Babak Zamirai


ABSTRACT: The size and complexity growth of deep neural networks (DNNs) is driven by the push for higher accuracies and wider ranges of functionality. However, DNN computation requirements are fast outpacing the growth of computer hardware on both mobile devices and cloud servers. Hence, research to increase performance and energy efficiency of DNNs is important. This research can be divided into two major categories: input-invariant and input-dependent. Input-invariant methods leverage hardware and software techniques, such as pruning, to accelerate a single DNN for the entire dataset.
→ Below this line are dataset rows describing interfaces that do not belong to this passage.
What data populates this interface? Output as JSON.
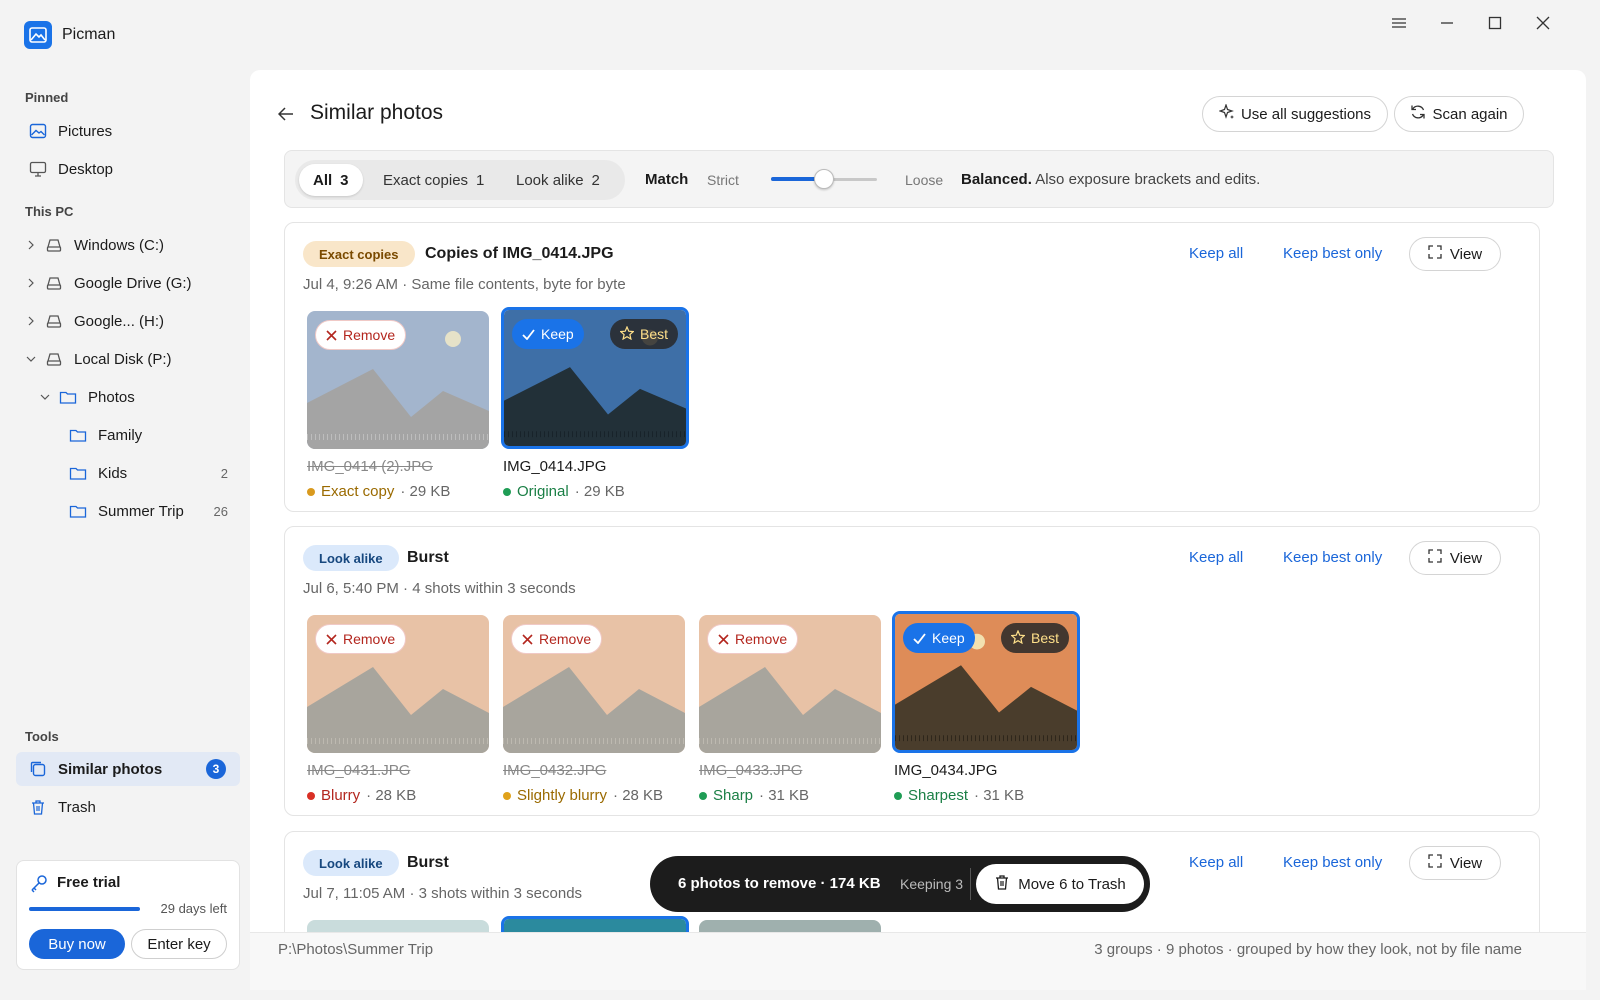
{
  "app": {
    "title": "Picman"
  },
  "sidebar": {
    "pinned_label": "Pinned",
    "pinned": [
      {
        "label": "Pictures",
        "icon": "image-icon"
      },
      {
        "label": "Desktop",
        "icon": "monitor-icon"
      }
    ],
    "thispc_label": "This PC",
    "drives": [
      {
        "label": "Windows (C:)",
        "expanded": false
      },
      {
        "label": "Google Drive (G:)",
        "expanded": false
      },
      {
        "label": "Google... (H:)",
        "expanded": false
      },
      {
        "label": "Local Disk (P:)",
        "expanded": true
      }
    ],
    "folders": [
      {
        "label": "Photos",
        "count": ""
      },
      {
        "label": "Family",
        "count": ""
      },
      {
        "label": "Kids",
        "count": "2"
      },
      {
        "label": "Summer Trip",
        "count": "26"
      }
    ],
    "tools_label": "Tools",
    "tools": [
      {
        "label": "Similar photos",
        "badge": "3",
        "active": true
      },
      {
        "label": "Trash",
        "badge": "",
        "active": false
      }
    ],
    "trial": {
      "title": "Free trial",
      "days_left": "29 days left",
      "progress": 0.97,
      "buy_label": "Buy now",
      "key_label": "Enter key"
    }
  },
  "header": {
    "title": "Similar photos",
    "use_all_label": "Use all suggestions",
    "scan_again_label": "Scan again"
  },
  "filter": {
    "tabs": [
      {
        "label": "All",
        "count": "3",
        "active": true
      },
      {
        "label": "Exact copies",
        "count": "1",
        "active": false
      },
      {
        "label": "Look alike",
        "count": "2",
        "active": false
      }
    ],
    "match_label": "Match",
    "strict_label": "Strict",
    "loose_label": "Loose",
    "slider_value": 0.5,
    "mode_name": "Balanced.",
    "mode_desc": "Also exposure brackets and edits."
  },
  "group_actions": {
    "keep_all": "Keep all",
    "keep_best": "Keep best only",
    "view": "View"
  },
  "chips": {
    "remove": "Remove",
    "keep": "Keep",
    "best": "Best"
  },
  "groups": [
    {
      "tag": "Exact copies",
      "title": "Copies of IMG_0414.JPG",
      "subtitle": "Jul 4, 9:26 AM · Same file contents, byte for byte",
      "photos": [
        {
          "name": "IMG_0414 (2).JPG",
          "status": "Exact copy",
          "size": "· 29 KB",
          "keep": false,
          "best": false
        },
        {
          "name": "IMG_0414.JPG",
          "status": "Original",
          "size": "· 29 KB",
          "keep": true,
          "best": true
        }
      ]
    },
    {
      "tag": "Look alike",
      "title": "Burst",
      "subtitle": "Jul 6, 5:40 PM · 4 shots within 3 seconds",
      "photos": [
        {
          "name": "IMG_0431.JPG",
          "status": "Blurry",
          "size": "· 28 KB",
          "keep": false,
          "best": false
        },
        {
          "name": "IMG_0432.JPG",
          "status": "Slightly blurry",
          "size": "· 28 KB",
          "keep": false,
          "best": false
        },
        {
          "name": "IMG_0433.JPG",
          "status": "Sharp",
          "size": "· 31 KB",
          "keep": false,
          "best": false
        },
        {
          "name": "IMG_0434.JPG",
          "status": "Sharpest",
          "size": "· 31 KB",
          "keep": true,
          "best": true
        }
      ]
    },
    {
      "tag": "Look alike",
      "title": "Burst",
      "subtitle": "Jul 7, 11:05 AM · 3 shots within 3 seconds"
    }
  ],
  "actionbar": {
    "summary": "6 photos to remove · 174 KB",
    "keeping": "Keeping 3",
    "move_label": "Move 6 to Trash"
  },
  "statusbar": {
    "path": "P:\\Photos\\Summer Trip",
    "summary": "3 groups · 9 photos · grouped by how they look, not by file name"
  },
  "colors": {
    "accent": "#1a66d9",
    "keep_border": "#1a73e8",
    "status_exact": "#d99a1e",
    "status_original": "#1f9d55",
    "status_blurry": "#d93025",
    "status_slight": "#e0a21b",
    "status_sharp": "#1f9d55"
  }
}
Conversely, input-dependent approaches recognize that many inputs do not require the entire computational power of the model and dynamically adjust the complexity of the DNN to suit the input difficulty.
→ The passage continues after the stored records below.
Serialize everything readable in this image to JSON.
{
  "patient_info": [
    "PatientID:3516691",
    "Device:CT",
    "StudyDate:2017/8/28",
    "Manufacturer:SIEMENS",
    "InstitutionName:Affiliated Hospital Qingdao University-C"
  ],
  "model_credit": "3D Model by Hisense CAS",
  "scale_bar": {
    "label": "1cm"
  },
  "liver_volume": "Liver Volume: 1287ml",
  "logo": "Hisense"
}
Both DNN pruning and intelligent combination of DNNs require machine learning expertise and manual design, which makes them hard to implement and deploy. This thesis proposes techniques to improve performance and applicability of both input-invariant and input-dependent methods. First, it introduces a new category of input-dependent solutions to maximize energy efficiency and minimize latency of DNNs by customizing systems of DNNs based on input variations. Instead of conventional DNN ensembles, it proposes a data heterogeneous multi-NN system to divide the data space into subsets with one specialized learner for each subset. In addition, an intelligent hybrid server-edge deep learning system is introduced to dynamically distribute DNN computation between the cloud and edge device based on the input data and environmental conditions. Furthermore, it suggests an input-driven synergistic deep learning system, which dynamically distributes DNN computation between a more accurate big and a less accurate little DNN. Lastly, it introduces a noniterative double-shot pruning method, which takes advantage of both architectural features and weight values to improve the simplicity and applicability of pruning.


Sonya Siddique

Faculty Host

Prof. Scott Mahlke